CLINICAL RELEVANCE

Green iguanas with urolithiasis may not have clinical signs or physical examination findings associated with the urinary system, and hematologic and biochemical abnormalities are nonspecific. Green iguanas should be routinely examined for uroliths, and surgical treatment should be pursued.

Full access
in Journal of the American Veterinary Medical Association

Abstract

OBJECTIVE

To evaluate the pharmacokinetics of terbinafine administered to western pond turtles (Actinemys marmorata) via oral gavage and bioencapsulated in earthworms.

ANIMALS

7 western pond turtles.

PROCEDURES

A randomized complete crossover single-dose pharmacokinetic study was performed. Compounded terbinafine (25 mg/mL; 30 mg/kg) was administered through oral gavage (OG) directly into the stomach or bioencapsulated (BEC) into an earthworm vehicle. Blood (0.2 mL) was drawn from the jugular vein at 0, 0.5, 1, 2, 4, 8, 12, 24, 48, 72, and 120 hours after administration. Plasma terbinafine levels were measured using high-performance liquid chromatography.

RESULTS

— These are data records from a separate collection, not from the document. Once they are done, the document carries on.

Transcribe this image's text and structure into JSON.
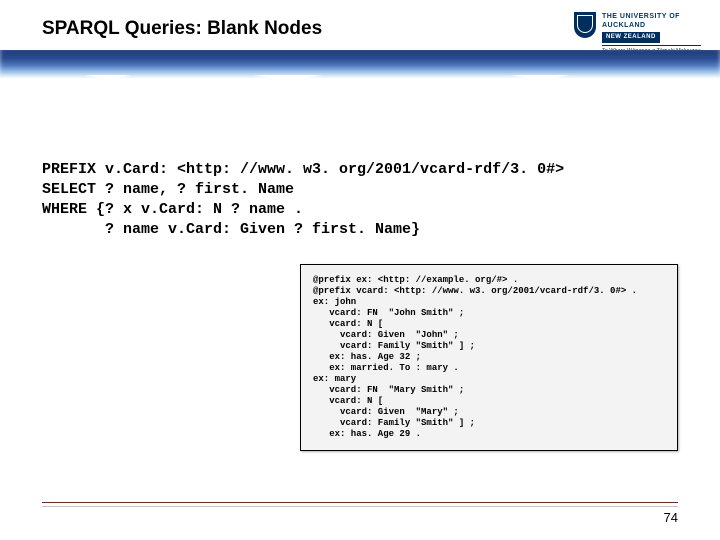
{
  "header": {
    "title": "SPARQL Queries: Blank Nodes",
    "logo": {
      "line1": "THE UNIVERSITY OF",
      "line2": "AUCKLAND",
      "nz": "NEW ZEALAND",
      "maori": "Te Whare Wānanga o Tāmaki Makaurau"
    }
  },
  "query": "PREFIX v.Card: <http: //www. w3. org/2001/vcard-rdf/3. 0#>\nSELECT ? name, ? first. Name\nWHERE {? x v.Card: N ? name .\n       ? name v.Card: Given ? first. Name}",
  "data_block": "@prefix ex: <http: //example. org/#> .\n@prefix vcard: <http: //www. w3. org/2001/vcard-rdf/3. 0#> .\nex: john\n   vcard: FN  \"John Smith\" ;\n   vcard: N [\n     vcard: Given  \"John\" ;\n     vcard: Family \"Smith\" ] ;\n   ex: has. Age 32 ;\n   ex: married. To : mary .\nex: mary\n   vcard: FN  \"Mary Smith\" ;\n   vcard: N [\n     vcard: Given  \"Mary\" ;\n     vcard: Family \"Smith\" ] ;\n   ex: has. Age 29 .",
  "footer": {
    "pagenum": "74"
  }
}
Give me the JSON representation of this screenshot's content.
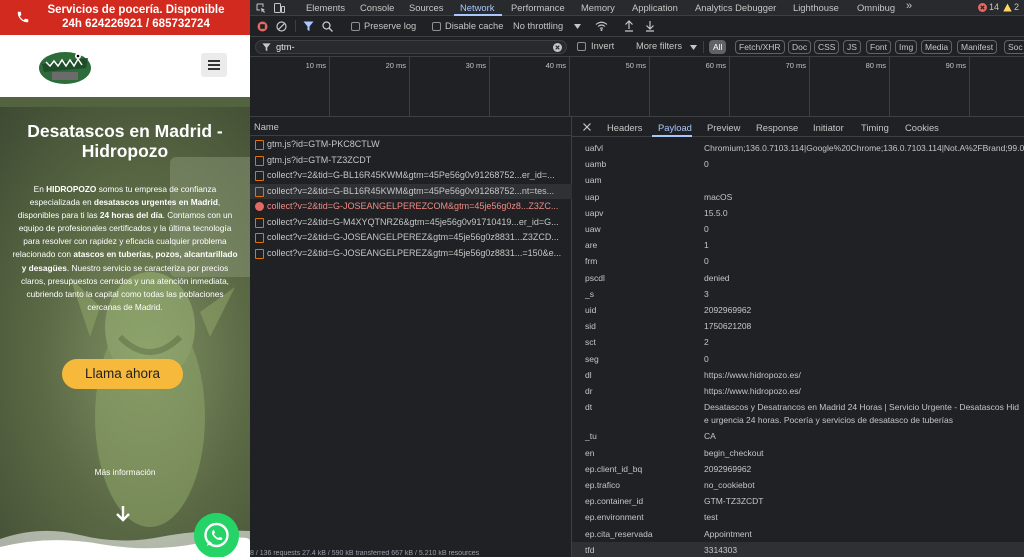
{
  "website": {
    "topbar_text": "Servicios de pocería. Disponible 24h 624226921 / 685732724",
    "hero_title": "Desatascos en Madrid - Hidropozo",
    "hero_body": [
      {
        "t": "En ",
        "b": false
      },
      {
        "t": "HIDROPOZO",
        "b": true
      },
      {
        "t": " somos tu empresa de confianza especializada en ",
        "b": false
      },
      {
        "t": "desatascos urgentes en Madrid",
        "b": true
      },
      {
        "t": ", disponibles para ti las ",
        "b": false
      },
      {
        "t": "24 horas del día",
        "b": true
      },
      {
        "t": ". Contamos con un equipo de profesionales certificados y la última tecnología para resolver con rapidez y eficacia cualquier problema relacionado con ",
        "b": false
      },
      {
        "t": "atascos en tuberías, pozos, alcantarillado y desagües",
        "b": true
      },
      {
        "t": ". Nuestro servicio se caracteriza por precios claros, presupuestos cerrados y una atención inmediata, cubriendo tanto la capital como todas las poblaciones cercanas de Madrid.",
        "b": false
      }
    ],
    "cta_label": "Llama ahora",
    "more_info": "Más información",
    "colors": {
      "topbar": "#d32a1f",
      "cta": "#f6b93b",
      "whatsapp": "#25d366"
    }
  },
  "devtools": {
    "tabs": [
      "Elements",
      "Console",
      "Sources",
      "Network",
      "Performance",
      "Memory",
      "Application",
      "Analytics Debugger",
      "Lighthouse",
      "Omnibug"
    ],
    "active_tab": "Network",
    "more_tabs": "»",
    "errors_count": "14",
    "warnings_count": "2",
    "toolbar": {
      "preserve_log": "Preserve log",
      "disable_cache": "Disable cache",
      "throttling": "No throttling"
    },
    "filter": {
      "value": "gtm-",
      "invert": "Invert",
      "more_filters": "More filters",
      "chips": [
        "All",
        "Fetch/XHR",
        "Doc",
        "CSS",
        "JS",
        "Font",
        "Img",
        "Media",
        "Manifest",
        "Soc"
      ],
      "active_chip": "All"
    },
    "timeline_ticks": [
      "10 ms",
      "20 ms",
      "30 ms",
      "40 ms",
      "50 ms",
      "60 ms",
      "70 ms",
      "80 ms",
      "90 ms"
    ],
    "list_header": "Name",
    "requests": [
      {
        "name": "gtm.js?id=GTM-PKC8CTLW",
        "error": false,
        "selected": false
      },
      {
        "name": "gtm.js?id=GTM-TZ3ZCDT",
        "error": false,
        "selected": false
      },
      {
        "name": "collect?v=2&tid=G-BL16R45KWM&gtm=45Pe56g0v91268752...er_id=...",
        "error": false,
        "selected": false
      },
      {
        "name": "collect?v=2&tid=G-BL16R45KWM&gtm=45Pe56g0v91268752...nt=tes...",
        "error": false,
        "selected": true
      },
      {
        "name": "collect?v=2&tid=G-JOSEANGELPEREZCOM&gtm=45je56g0z8...Z3ZC...",
        "error": true,
        "selected": false
      },
      {
        "name": "collect?v=2&tid=G-M4XYQTNRZ6&gtm=45je56g0v91710419...er_id=G...",
        "error": false,
        "selected": false
      },
      {
        "name": "collect?v=2&tid=G-JOSEANGELPEREZ&gtm=45je56g0z8831...Z3ZCD...",
        "error": false,
        "selected": false
      },
      {
        "name": "collect?v=2&tid=G-JOSEANGELPEREZ&gtm=45je56g0z8831...=150&e...",
        "error": false,
        "selected": false
      }
    ],
    "status_bar": "8 / 136 requests   27.4 kB / 590 kB transferred   667 kB / 5.210 kB resources",
    "detail_tabs": [
      "Headers",
      "Payload",
      "Preview",
      "Response",
      "Initiator",
      "Timing",
      "Cookies"
    ],
    "active_detail_tab": "Payload",
    "payload": [
      {
        "k": "uafvl",
        "v": "Chromium;136.0.7103.114|Google%20Chrome;136.0.7103.114|Not.A%2FBrand;99.0"
      },
      {
        "k": "uamb",
        "v": "0"
      },
      {
        "k": "uam",
        "v": ""
      },
      {
        "k": "uap",
        "v": "macOS"
      },
      {
        "k": "uapv",
        "v": "15.5.0"
      },
      {
        "k": "uaw",
        "v": "0"
      },
      {
        "k": "are",
        "v": "1"
      },
      {
        "k": "frm",
        "v": "0"
      },
      {
        "k": "pscdl",
        "v": "denied"
      },
      {
        "k": "_s",
        "v": "3"
      },
      {
        "k": "uid",
        "v": "2092969962"
      },
      {
        "k": "sid",
        "v": "1750621208"
      },
      {
        "k": "sct",
        "v": "2"
      },
      {
        "k": "seg",
        "v": "0"
      },
      {
        "k": "dl",
        "v": "https://www.hidropozo.es/"
      },
      {
        "k": "dr",
        "v": "https://www.hidropozo.es/"
      },
      {
        "k": "dt",
        "v": "Desatascos y Desatrancos en Madrid 24 Horas | Servicio Urgente - Desatascos Hid",
        "v2": "e urgencia 24 horas. Pocería y servicios de desatasco de tuberías"
      },
      {
        "k": "_tu",
        "v": "CA"
      },
      {
        "k": "en",
        "v": "begin_checkout"
      },
      {
        "k": "ep.client_id_bq",
        "v": "2092969962"
      },
      {
        "k": "ep.trafico",
        "v": "no_cookiebot"
      },
      {
        "k": "ep.container_id",
        "v": "GTM-TZ3ZCDT"
      },
      {
        "k": "ep.environment",
        "v": "test"
      },
      {
        "k": "ep.cita_reservada",
        "v": "Appointment"
      },
      {
        "k": "tfd",
        "v": "3314303"
      }
    ],
    "colors": {
      "accent": "#a8c7fa",
      "error": "#f28b82",
      "bg": "#202124"
    }
  }
}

Peak plasma terbinafine concentrations of 786.9 ± 911 ng/mL and 1,022.2 ± 911 were measured at 1.8 ± 2.8 and 14.1 ± 12.3 hours after OG and BEC administration, respectively. There was a significant (P = .031) increase in area under the curve with BEC compared to OG. Using steady-state predictions, with once-daily terbinafine administration, 3/7 and 7/7 turtles had plasma concentrations persistently greater than the minimum inhibitory concentration (MIC) for Emydomyces testavorans for the OG and BEC administration routes of administration, respectively. With administration every 48 hours, 3/7 turtles for the OG phase and 6/7 turtles for the BEC phase had concentrations greater than the E. testavorans MIC throughout the entire dosing interval.

CLINICAL RELEVANCE

Administration of terbinafine (30 mg/kg) every 24 or 48 hours via earthworm bioencapsulation in western pond turtles may be appropriate for the treatment of shell lesions caused by E. testavorans. Clinical studies are needed to assess the efficacy of treatment.

Open access
in American Journal of Veterinary Research